Several Georgia-based Non-Governmental Organizations (NGOs) call on the President of Georgia, Giorgi Margvelashvili to shortly name the candidate for the Supreme Court Chair, which became vacant after Nino Gvenetadze, Georgia’s First female Chair of the Supreme Court, decided to step down on August 2.

The new chair will be elected for the 10-year term and so far, until the presidential elections on October 28, the president is authorized to name the candidate and send it to the parliament for approval.

However, after the new president is elected, a new edition of the constitution enters into force, which no longer grants the president such authority. Instead, the Chairman of the Supreme Court will be a member of the Supreme Court, and the High Council of Justice shall submit the candidate to the Parliament.

The non-governmental sector believes the fact that naming the nominee of the Chairmanship of the Supreme Court will soon become the prerogative of the High Council of Justice will significantly increase the risk of concentration of power in the hands of some influential judges.

The NGOs say that Gvenetadze’s resignation caused many questions.

“During Gvenetadze’s three-year term, although she did not adequately react to the existing problems in the judiciary system, it was obvious that she opposed some influential judges,” the statement of the NGOs reads.

President’s Parliamentary Secretary Ana Natsvlishvili said the President aims to select a candidate for the Supreme Court through the as broad involvement of the society as possible, adding this means the participation of all essential groups and institutions, and the parliament.

“This is a process that involves both the parliament and the president, but it also involves important actors - social, professional groups, people with qualifications and experience that can give precious advice,” Natsvlishvili stated.

According to her, the consultations will start by with the meeting with the academic circles.

“This will not be a closed process.

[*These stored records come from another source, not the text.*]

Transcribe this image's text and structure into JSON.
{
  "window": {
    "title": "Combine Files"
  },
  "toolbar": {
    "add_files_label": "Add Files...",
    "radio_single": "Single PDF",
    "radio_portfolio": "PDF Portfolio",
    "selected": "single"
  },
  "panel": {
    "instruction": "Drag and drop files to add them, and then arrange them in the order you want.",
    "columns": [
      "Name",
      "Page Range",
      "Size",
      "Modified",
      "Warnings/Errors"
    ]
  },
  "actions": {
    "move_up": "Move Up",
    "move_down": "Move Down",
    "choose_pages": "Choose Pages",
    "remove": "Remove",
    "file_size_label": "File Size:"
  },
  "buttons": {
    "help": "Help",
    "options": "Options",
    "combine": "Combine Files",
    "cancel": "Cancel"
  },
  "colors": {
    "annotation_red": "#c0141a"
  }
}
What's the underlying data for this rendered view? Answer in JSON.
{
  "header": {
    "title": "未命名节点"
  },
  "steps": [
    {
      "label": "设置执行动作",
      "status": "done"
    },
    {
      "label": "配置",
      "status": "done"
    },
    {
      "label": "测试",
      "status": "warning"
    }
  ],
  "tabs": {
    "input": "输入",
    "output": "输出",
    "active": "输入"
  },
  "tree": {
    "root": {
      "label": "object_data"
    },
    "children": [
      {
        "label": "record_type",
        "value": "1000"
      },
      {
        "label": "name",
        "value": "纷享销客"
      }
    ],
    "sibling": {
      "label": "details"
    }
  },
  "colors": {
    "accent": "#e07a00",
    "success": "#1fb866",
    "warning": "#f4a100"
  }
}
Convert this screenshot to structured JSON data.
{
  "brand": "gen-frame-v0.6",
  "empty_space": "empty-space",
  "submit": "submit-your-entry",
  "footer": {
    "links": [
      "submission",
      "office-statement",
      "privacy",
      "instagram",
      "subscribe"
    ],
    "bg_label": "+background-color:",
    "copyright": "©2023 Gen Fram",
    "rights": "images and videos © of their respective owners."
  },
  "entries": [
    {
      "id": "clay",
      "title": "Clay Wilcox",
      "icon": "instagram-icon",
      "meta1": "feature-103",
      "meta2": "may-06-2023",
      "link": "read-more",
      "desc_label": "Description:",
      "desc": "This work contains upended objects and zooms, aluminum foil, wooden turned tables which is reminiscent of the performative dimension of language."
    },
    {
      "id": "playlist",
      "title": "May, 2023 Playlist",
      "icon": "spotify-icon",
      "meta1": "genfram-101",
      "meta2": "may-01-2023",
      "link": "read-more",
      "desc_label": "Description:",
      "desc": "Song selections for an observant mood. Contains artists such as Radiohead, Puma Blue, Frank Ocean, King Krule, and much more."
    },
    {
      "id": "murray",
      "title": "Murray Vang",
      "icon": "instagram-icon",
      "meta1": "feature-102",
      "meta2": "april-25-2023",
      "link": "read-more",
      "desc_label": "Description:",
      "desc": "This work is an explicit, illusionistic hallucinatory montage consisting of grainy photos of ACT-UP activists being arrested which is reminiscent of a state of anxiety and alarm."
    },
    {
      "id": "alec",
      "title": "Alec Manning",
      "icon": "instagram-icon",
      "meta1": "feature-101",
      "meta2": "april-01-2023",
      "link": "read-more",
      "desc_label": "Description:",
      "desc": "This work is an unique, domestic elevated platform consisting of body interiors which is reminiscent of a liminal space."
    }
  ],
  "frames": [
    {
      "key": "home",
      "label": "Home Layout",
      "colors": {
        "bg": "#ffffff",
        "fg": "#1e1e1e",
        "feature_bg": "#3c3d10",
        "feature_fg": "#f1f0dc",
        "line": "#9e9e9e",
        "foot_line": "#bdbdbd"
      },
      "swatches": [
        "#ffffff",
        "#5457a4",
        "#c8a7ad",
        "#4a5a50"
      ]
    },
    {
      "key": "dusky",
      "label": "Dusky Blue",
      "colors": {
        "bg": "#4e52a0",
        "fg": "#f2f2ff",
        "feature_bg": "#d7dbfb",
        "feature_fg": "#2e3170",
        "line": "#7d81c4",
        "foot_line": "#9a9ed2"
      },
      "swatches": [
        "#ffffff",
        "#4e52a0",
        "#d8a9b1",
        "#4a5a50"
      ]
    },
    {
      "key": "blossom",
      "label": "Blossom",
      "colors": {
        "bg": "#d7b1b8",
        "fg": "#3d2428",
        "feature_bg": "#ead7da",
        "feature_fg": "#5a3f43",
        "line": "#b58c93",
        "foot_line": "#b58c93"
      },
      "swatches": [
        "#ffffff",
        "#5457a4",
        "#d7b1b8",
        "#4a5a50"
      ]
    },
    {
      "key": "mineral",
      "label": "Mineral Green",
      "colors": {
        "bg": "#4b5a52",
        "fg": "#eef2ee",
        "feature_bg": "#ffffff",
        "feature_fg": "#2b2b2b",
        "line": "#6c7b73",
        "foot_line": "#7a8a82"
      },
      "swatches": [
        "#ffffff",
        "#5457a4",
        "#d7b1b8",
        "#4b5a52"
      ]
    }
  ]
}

We will involve all important actors and institutions to strengthen this process and make it healthy," she added.

Last Thursday, Gvenetadze, 54, who also chaired the High Council of Justice, an independent body responsible for the fair judiciary in Georgia, stated that she decided to resign due to the poor health condition, adding she needed to undergo several-month lengthy treatment abroad.

Opposition parties doubt the Supreme Court Chair resigned due to some high-profile cases, adding health issue was just an excuse to avoid explanations.

However, the Georgian Dream majority says nothing is surprising if a person, at such a responsible and high position, develops some severe health problems.

Gvenetadze was elected as the Chair of the Supreme Court for ten years in 2015. Non-governmental sector and the opposition parties did not assess her three-year term as fruitful.